Field mice will live in a house with humans. However, it’s not really a common scenario. In fact, field mice rarely cause indoor infestations. They may only enter a house to keep themselves warm during colder months. During summer, field mice dig deep burrows and build their nest underground.
How to Catch a Field Mouse in the House?
If there are field mice (or house mice) in your house, you should think of ways to get rid of them immediately. But unfortunately, these pests are very alert and are very quick in hiding. And because you’ll find it hard to see them in the day, you are likely to catch them only at night. Here are some of the things you can do:
1. Use Your Pets
Go back to the classics and use your cat to catch field mice. Dogs also kill mice, but they cannot catch them once they hide in small spaces. True enough, your pets can help you get rid of any kind of mouse. However, don’t expect them to be 100% effective.
2. Use Glue Boards
As simple as it is, glue boards are boards that have glue on them. When a field mouse steps on it, the animal can no longer escape. But while this technique is effective in catching mice inside your house, it does not really kill them at once.
3. Use Baits
Contrary to popular belief, cheese is not the best bait for mice. For field mice, you can use seeds, peanut butter, hazelnut spread, chocolate, or pet food. Put the bait in a tall bucket (at least 1 foot high) and a small ladder outside so that mice can reach the lid. Once mice jump to the bucket, they can no longer leave.
4. Use Mouse Traps
Commercial mouse traps work the same as placing bait in a bucket. But here, field mice are very likely to get killed right after they get snapped by the trap. Interestingly, some mouse traps are designed to trap more than a dozen mice before you empty them. However, make sure small children cannot reach them.
Here is a video of a humane DIY bucket mouse trap:
How to Trap a Field Mouse?
Field mice are as smart as any mouse species. They usually investigate things and somehow can avoid mouse traps. Therefore, you should be smarter than them. To catch mice effectively using mouse traps, here are some useful tips on how to trap them inside your house:
1. Place Mouse Traps in the Right Places
Remember, mice will always avoid human encounters. Therefore, put mouse traps in hidden, dark places where field mice usually walk at night. This includes behind the appliances, room perimeters, and where their droppings are. To achieve better results, face the trigger end of the trap (and the bait) to the wall.
2. Use Multiple Mousetraps
A single mousetrap may not work effectively, especially if there are already lots of field mice inside your home. Therefore, you should install around 2 – 3 mouse traps to catch more mice. Also, don’t put them too close to each other. A 3-feet gap between each trap in areas of field mice activity is highly recommended.

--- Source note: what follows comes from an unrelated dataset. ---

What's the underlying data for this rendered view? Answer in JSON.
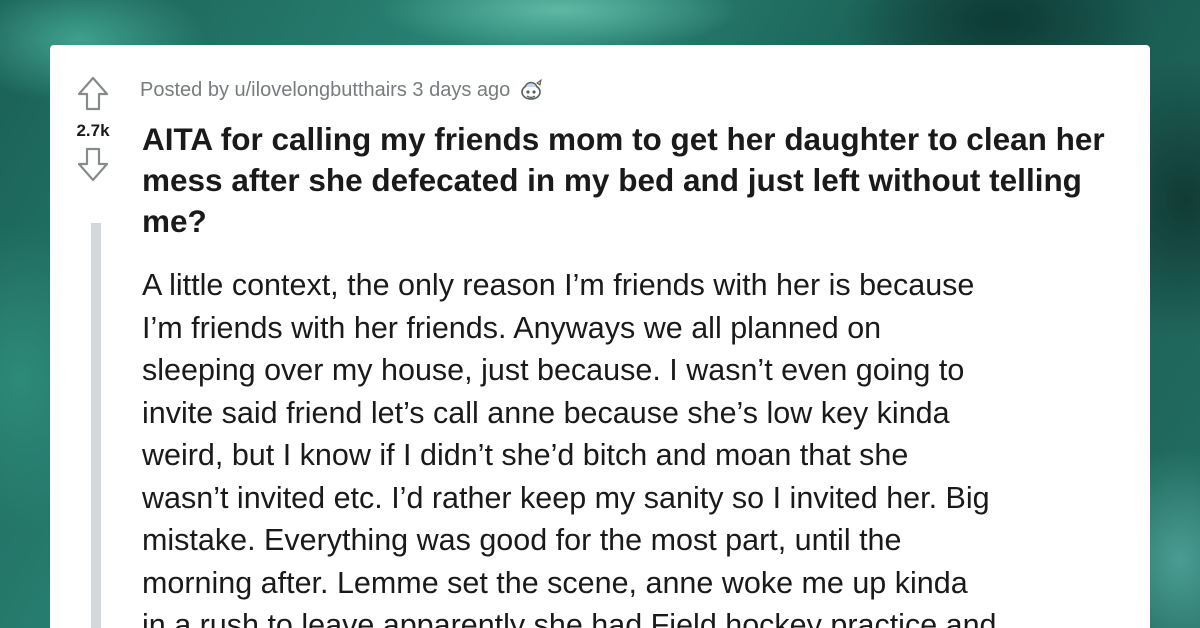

3. Use Only a Tiny Amount of Bait
Again, field mice are smart pests. If you put lots of bait in the mousetrap, they might grab a piece of it without getting caught. On the other hand, using pea-size bait is better as long as it is very attractive for the mouse. If the bait is gone, but no mouse has been trapped, the bait might not have fit accordingly.

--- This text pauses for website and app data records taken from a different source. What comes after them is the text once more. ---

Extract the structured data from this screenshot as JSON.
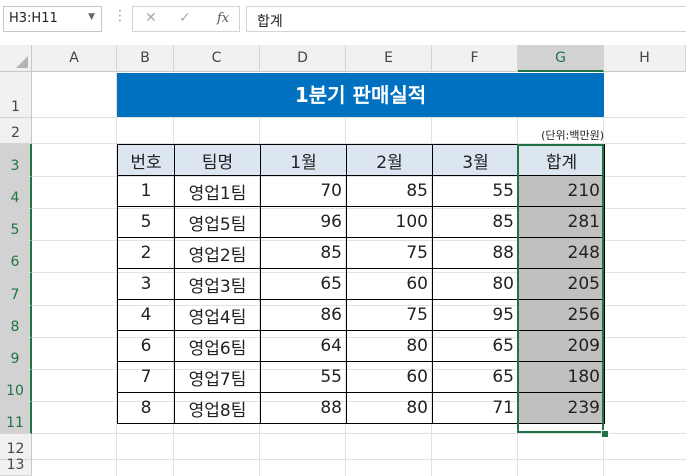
{
  "name_box": "H3:H11",
  "formula": "합계",
  "columns": [
    "A",
    "B",
    "C",
    "D",
    "E",
    "F",
    "G",
    "H"
  ],
  "rows": [
    "1",
    "2",
    "3",
    "4",
    "5",
    "6",
    "7",
    "8",
    "9",
    "10",
    "11",
    "12",
    "13"
  ],
  "title": "1분기 판매실적",
  "unit_note": "(단위:백만원)",
  "table": {
    "headers": [
      "번호",
      "팀명",
      "1월",
      "2월",
      "3월",
      "합계"
    ],
    "rows": [
      [
        "1",
        "영업1팀",
        "70",
        "85",
        "55",
        "210"
      ],
      [
        "5",
        "영업5팀",
        "96",
        "100",
        "85",
        "281"
      ],
      [
        "2",
        "영업2팀",
        "85",
        "75",
        "88",
        "248"
      ],
      [
        "3",
        "영업3팀",
        "65",
        "60",
        "80",
        "205"
      ],
      [
        "4",
        "영업4팀",
        "86",
        "75",
        "95",
        "256"
      ],
      [
        "6",
        "영업6팀",
        "64",
        "80",
        "65",
        "209"
      ],
      [
        "7",
        "영업7팀",
        "55",
        "60",
        "65",
        "180"
      ],
      [
        "8",
        "영업8팀",
        "88",
        "80",
        "71",
        "239"
      ]
    ]
  },
  "colors": {
    "title_bg": "#0070c0",
    "header_bg": "#dce6f1",
    "total_bg": "#c0c0c0",
    "selection": "#217346"
  },
  "icons": {
    "cancel": "✕",
    "enter": "✓",
    "function": "fx"
  }
}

Field mice may look like other mouse species and may not easily cause severe infestation inside your house. But still, they are very dangerous, and you should not ignore them. Once you catch them or clean their droppings and urine, always wear proper gloves and don’t hold them with bare hands. Also, sanitize the area.
List of Sources
Stopka, P., Macdonald, D. (2003). Way-Marking Behaviour: An Aid to Spatial Navigation in the Wood Mouse (Apodemus Sylvaticus). U.S. National Library of Medicine.
Diseases Directly Transmitted by Rodents. (2017). Centers for Disease Control and Prevention.
Timm, R. (2011). How to Manage Pests in Gardens and Landscapes: House Mouse. University of California.
Is There a Mouse in the House? Eliminate Mice With IPM. (2017). The Pennsylvania State University.